However, 55+ home buyers are largely prepared to plow some of their wealth into their home purchase to scale down mortgage debt. Twenty-three percent said they would pay for their home in cash and 60% responded that they would make a high downpayment of 30% or more. Sixty-nine percent identified equity from their current home as the source of their downpayment; 28% said it would be drawn from investments.
Forty-one percent of the builders reported using price discounts last year as incentives to promote 55+ housing sales, 35% offered upgrade packages and 22% kicked in a free option, such as a third bedroom. However, 41% offered no special inducements at all.
Leading the Way on Universal Design
Survey findings indicated that builders will have to lead the way on universal design and green building, according to John Migliaccio, director of research for the MetLife Mature Market Institute, although 55+ households can be expected to become progressively more familiar with these concepts.
Undercabinet access is available under the countertop and kitchen sink to provide stool or wheelchair access in the Eskaton home.
“Builders do get the message about the importance of universal design,” Migliaccio told the webinar audience, and they are already providing the basic universal amenities, including: lever-handle doorknobs (80%), wider doorways (77%), wider hallways (72%) and separate showers and baths (65%).

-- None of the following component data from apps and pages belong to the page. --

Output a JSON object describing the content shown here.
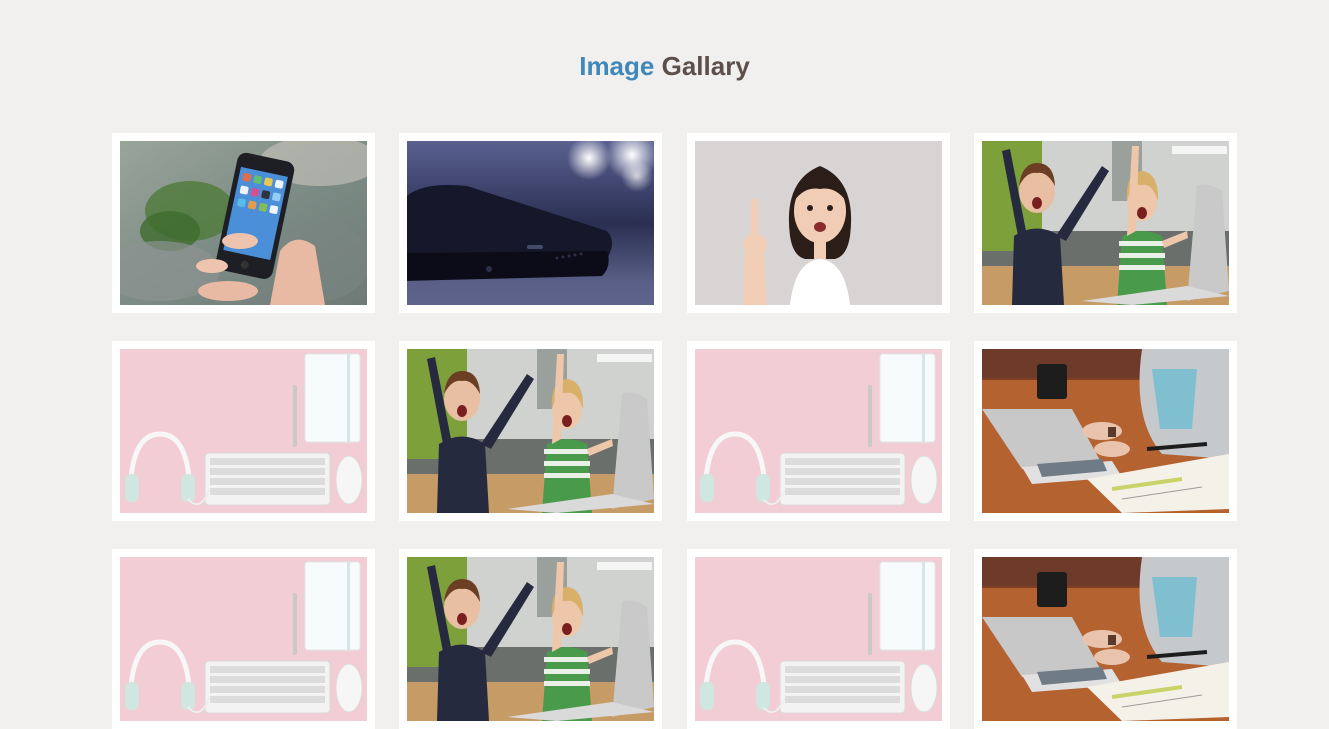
{
  "header": {
    "title_accent": "Image",
    "title_rest": "Gallary"
  },
  "colors": {
    "background": "#f1f0ef",
    "title_accent": "#3f88b9",
    "title_rest": "#5d504a",
    "card": "#ffffff"
  },
  "gallery": {
    "items": [
      {
        "subject": "hand-holding-smartphone"
      },
      {
        "subject": "smartphone-closeup-dark"
      },
      {
        "subject": "girl-pointing-up"
      },
      {
        "subject": "kids-cheering-laptop"
      },
      {
        "subject": "pink-desk-keyboard-headphones"
      },
      {
        "subject": "kids-cheering-laptop"
      },
      {
        "subject": "pink-desk-keyboard-headphones"
      },
      {
        "subject": "person-typing-laptop"
      },
      {
        "subject": "pink-desk-keyboard-headphones"
      },
      {
        "subject": "kids-cheering-laptop"
      },
      {
        "subject": "pink-desk-keyboard-headphones"
      },
      {
        "subject": "person-typing-laptop"
      }
    ]
  }
}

But consumers clearly underestimate the value of these features, he said, rating them quite low compared to builders. Only 30% said they would be eager to get their hands on a lever-handle doorknob and less than half saw much purpose in wider doorways (48%), wider hallways (45%) and a separate shower and bath (48%).
The universal design features rated by consumers as somewhat to very important included: bigger bathrooms (64%), a full bath on the entry level (61%), extra lighting (56%) and non-slip floors (52%). Rated low were: lower electrical switches (15%), seating in the bathroom (22%), a shower without doors (23%) and higher electrical outlets (25%).

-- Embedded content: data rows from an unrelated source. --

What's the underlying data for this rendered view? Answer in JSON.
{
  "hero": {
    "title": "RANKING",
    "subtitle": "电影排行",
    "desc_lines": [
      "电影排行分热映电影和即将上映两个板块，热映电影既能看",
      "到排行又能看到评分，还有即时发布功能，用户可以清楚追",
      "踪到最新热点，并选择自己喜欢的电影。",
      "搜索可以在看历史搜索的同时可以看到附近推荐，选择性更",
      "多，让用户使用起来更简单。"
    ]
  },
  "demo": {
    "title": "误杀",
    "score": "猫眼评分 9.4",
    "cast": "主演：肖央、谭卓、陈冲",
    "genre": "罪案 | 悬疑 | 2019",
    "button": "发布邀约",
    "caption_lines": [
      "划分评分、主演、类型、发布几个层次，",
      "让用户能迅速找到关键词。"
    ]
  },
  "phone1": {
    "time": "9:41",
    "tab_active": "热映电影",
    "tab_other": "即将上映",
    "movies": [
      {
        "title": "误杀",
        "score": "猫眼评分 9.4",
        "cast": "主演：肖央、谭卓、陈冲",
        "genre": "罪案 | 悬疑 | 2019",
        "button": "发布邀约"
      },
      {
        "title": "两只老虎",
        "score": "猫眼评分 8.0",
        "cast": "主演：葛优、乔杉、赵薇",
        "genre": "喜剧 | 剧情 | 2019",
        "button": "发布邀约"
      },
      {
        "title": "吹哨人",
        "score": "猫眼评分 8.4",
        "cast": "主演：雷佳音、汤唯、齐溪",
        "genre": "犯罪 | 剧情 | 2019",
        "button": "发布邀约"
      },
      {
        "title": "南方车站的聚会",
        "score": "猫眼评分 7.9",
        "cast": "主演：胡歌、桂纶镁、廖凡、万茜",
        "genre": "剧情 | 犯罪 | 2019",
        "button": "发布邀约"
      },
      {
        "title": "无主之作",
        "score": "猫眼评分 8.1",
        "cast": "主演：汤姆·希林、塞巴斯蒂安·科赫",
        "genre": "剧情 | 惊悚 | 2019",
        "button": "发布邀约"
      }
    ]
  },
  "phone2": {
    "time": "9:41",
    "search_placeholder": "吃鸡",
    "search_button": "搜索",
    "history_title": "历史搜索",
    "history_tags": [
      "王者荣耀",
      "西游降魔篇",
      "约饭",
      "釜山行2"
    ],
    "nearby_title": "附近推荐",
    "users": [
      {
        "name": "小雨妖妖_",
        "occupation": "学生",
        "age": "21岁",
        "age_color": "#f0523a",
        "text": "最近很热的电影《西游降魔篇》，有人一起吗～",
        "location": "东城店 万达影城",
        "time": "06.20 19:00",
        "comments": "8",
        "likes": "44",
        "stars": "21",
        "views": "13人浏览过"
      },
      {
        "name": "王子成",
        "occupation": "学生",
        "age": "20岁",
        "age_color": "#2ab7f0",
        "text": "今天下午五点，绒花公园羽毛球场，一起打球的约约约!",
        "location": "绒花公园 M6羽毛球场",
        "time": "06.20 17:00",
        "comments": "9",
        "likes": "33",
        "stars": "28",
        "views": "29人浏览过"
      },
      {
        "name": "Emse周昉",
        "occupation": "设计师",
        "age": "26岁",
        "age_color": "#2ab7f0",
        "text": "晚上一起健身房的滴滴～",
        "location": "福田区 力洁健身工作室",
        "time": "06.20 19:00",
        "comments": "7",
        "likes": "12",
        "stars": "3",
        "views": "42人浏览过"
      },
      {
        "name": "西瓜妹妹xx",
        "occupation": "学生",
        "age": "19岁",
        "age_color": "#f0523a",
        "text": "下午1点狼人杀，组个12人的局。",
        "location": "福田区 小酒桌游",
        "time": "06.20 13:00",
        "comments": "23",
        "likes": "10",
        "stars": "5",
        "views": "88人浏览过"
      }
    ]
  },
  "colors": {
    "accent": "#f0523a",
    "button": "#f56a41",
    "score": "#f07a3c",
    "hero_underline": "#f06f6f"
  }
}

Migliaccio said that builders should keep in mind that most consumers are typically not living in a home or community designed for 55+ residents and may not have had the opportunity to experience universal design features. As they become increasingly more familiar with them, universal design features will eventually become as popular as cell phones and computers, he predicted.

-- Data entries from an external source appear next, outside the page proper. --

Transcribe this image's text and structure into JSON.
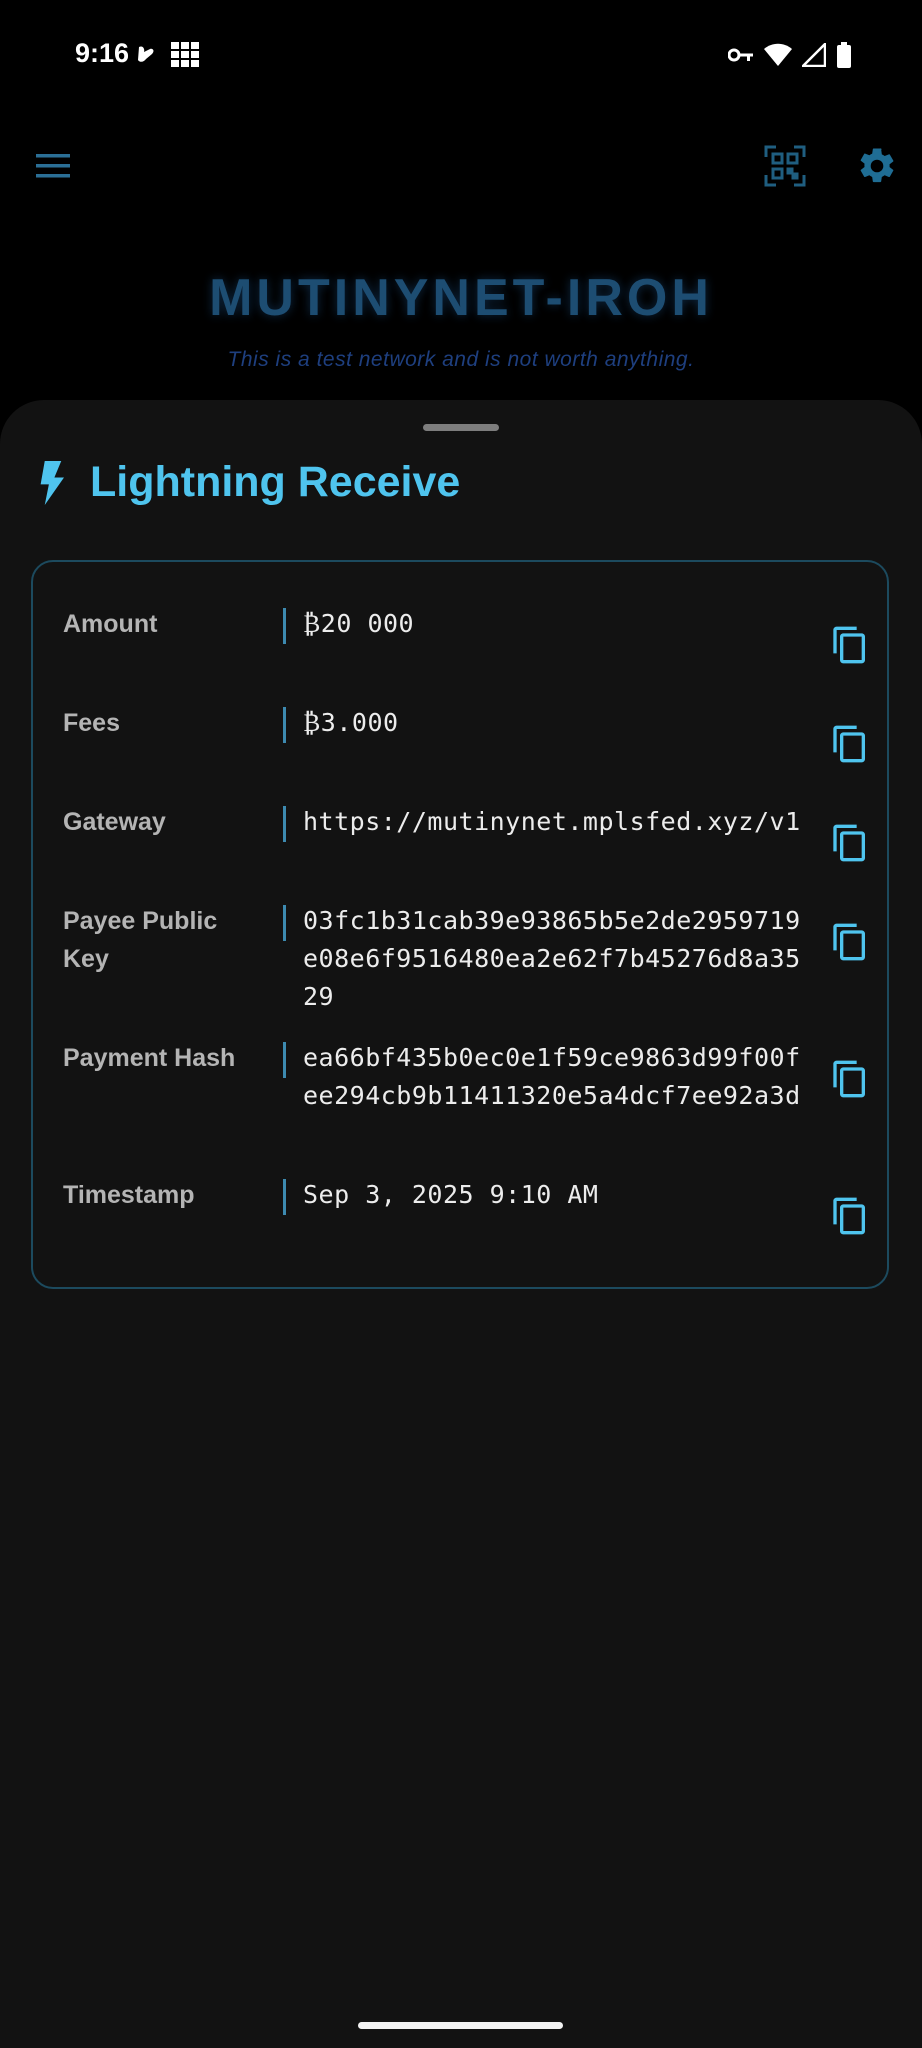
{
  "status_bar": {
    "time": "9:16",
    "left_icons": [
      "notification-icon",
      "grid-app-icon"
    ],
    "right_icons": [
      "vpn-key-icon",
      "wifi-icon",
      "cell-signal-icon",
      "battery-icon"
    ]
  },
  "app_bar": {
    "menu_icon": "menu-icon",
    "qr_icon": "qr-scan-icon",
    "settings_icon": "gear-icon"
  },
  "network": {
    "title": "MUTINYNET-IROH",
    "subtitle": "This is a test network and is not worth anything."
  },
  "sheet": {
    "icon": "lightning-bolt-icon",
    "title": "Lightning Receive",
    "rows": [
      {
        "label": "Amount",
        "value": "₿20 000"
      },
      {
        "label": "Fees",
        "value": "₿3.000"
      },
      {
        "label": "Gateway",
        "value": "https://mutinynet.mplsfed.xyz/v1"
      },
      {
        "label": "Payee Public Key",
        "value": "03fc1b31cab39e93865b5e2de2959719e08e6f9516480ea2e62f7b45276d8a3529"
      },
      {
        "label": "Payment Hash",
        "value": "ea66bf435b0ec0e1f59ce9863d99f00fee294cb9b11411320e5a4dcf7ee92a3d"
      },
      {
        "label": "Timestamp",
        "value": "Sep 3, 2025 9:10 AM"
      }
    ]
  },
  "colors": {
    "accent": "#4fc4ee",
    "title_glow": "#1d4d72",
    "subtitle": "#1e3f7f",
    "sheet_bg": "#121212",
    "card_border": "#1c4a5e"
  }
}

On the green home building front, many environmental features curried favor with the 55+ consumers surveyed, he said, including: energy-efficient appliances (79%), solar heating (63%), a water filtering system (58%) and allergen- and chemical-free building materials (42%).
But 55+ respondents revealed a disconnect in their willingness to pay for green amenities. About three-fourths said they would be willing to pay for high-efficiency heating, ventilation and air conditioning equipment, low E-glass, energy-efficient appliances and sealed joints. But far fewer were interested in paying for the preservation of open space (46%), low VOC paints (37%) and alternative building materials such as oriented strand board and engineered wood (37%).
Ninety-four percent of the builders reported that their buyers want more energy-efficient new homes; 55% said buyers specifically want Energy-Star rated homes.
The research in “55+ Housing: Builders, Buyers and Beyond” is the second part of a series. Released in April, the first-part, “Housing for the 55+ Market: Trends and Insights on Boomers and Beyond,” includes an in-depth profile of the 55+ market based on figures from the U.S. Census Bureau’s American Housing Survey from 2001 through 2007.
For further information, e-mail Ann Marie Moriarty at NAHB, or call her at 800-368-5242 x8350.